I wish I could say that my pace was super fast coming off the bike, but I think that the effort I expended to meet my 18 mph goal on the bike leg left me with less energy once I got to the running again. I tried to give it my all, but I really didn’t have much left. I passed a couple people through the Reserve, but I got passed by many more. Once we came out of the Reserve, we had a bit of running left to get back to the finish line. I kept trying to catch up with the guy in front of me, but I couldn’t quite get to him.
2nd run leg
I’m not thrilled with the time for that 2nd mile, but my average for the second run leg was only 11 seconds slower that my average for the first run leg.
Here are the overall stats for the day…
Overall, I was thrilled to reach my goal of 18 mph on the bike!! I didn’t reach my goal of finishing in under 1:25 (officially 1:26:04), but I forgot to include the transition times when I set that goal. Considering my transitions took over three minutes, I still feel pretty good about the overall time. I need to work on shortening my transition times. I wish I was coordinated enough to leave my bike shoes clipped into my bike and put them on after I got on the bike. But….that has serious potential to be disastrous!!
I ended up placing 7/22 in the 35-39 age group. (6th in the first run, 11th in the bike, 6th in the second run.) There were also overall standings for the Triple Crown. I was pretty excited to end up 4th in the standings (out of 17 women who did all three events), even though only the top three got awards. I feel good about 4th…but it was 4th place by quite a bit (20 minutes).
After we finished the race, we enjoyed some of the refreshments available. Every race in the summer should have popsicles. Just sayin’! We hung out and soaked up the post-race atmosphere for a while. The weather was wonderful and we wanted to stick around until they posted the results.

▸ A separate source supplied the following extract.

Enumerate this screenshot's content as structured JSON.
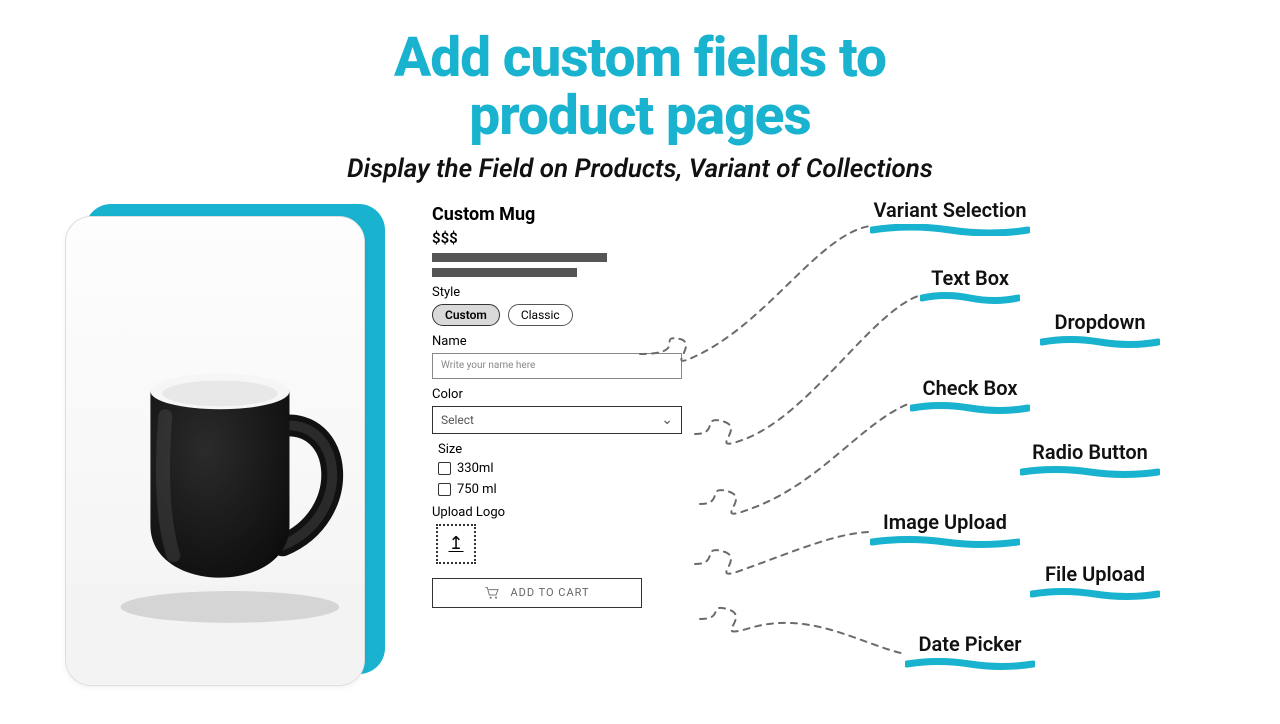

*Beautiful course. I love running through the Reserve.
*Well marked. There were volunteers at every intersection to direct participants which direction to go. There were colored arrows on signs pointing the way. There were volunteers in the Reserve to make sure we stayed on the right trails.
*Lots of post-race food. Loved the popsicles and the orange slices. Could have done without the donuts and pastries. Bagels with peanut butter are a better choice than a glazed donut hole!
*Nice location. Loved hanging out in the park after the event. There were a lot of picnic tables to sit and hang out. There were some nice tents set up to keep people in the shade. Excellent family environment.
*Organization. The race started in waves which alleviated some of the congestion in the beginning. Good thing too, because the trail section on the first run was rather narrow and could have been very crowded if everyone had started at the same time.
*Transition. The transition area was really big. Even with more than 700 people, there wasn’t much congestion in the transition area. There were a lot of volunteers, a water station and porta potties.
*Inconsistent shirts. The other two duathlons in the series offered tech shirts for their events. This event had a cotton shirt (neon yellow) and then a blue tech shirt for those completing the Triple Crown. As you can see, the sizes weren’t anywhere close to consistent. (Both of the shirts below are a medium.)
*The hill. How many times did I have to go up and down that hill?!? It is the only logical place for the transition, though.
*Kids race. There is a kids duathlon associated with this event, but it is on Friday night. We just live too far away to drive to Stevens Point twice, although Jaden would have LOVED doing the kids event.
Overall Grade: A-
Tim and I both agreed that this was our favorite event of the series. We may do it again at some point, but there are so many other races we would like to do, that I don’t think we will make this an annual event. However, I would highly recommend it to anyone who is considering it!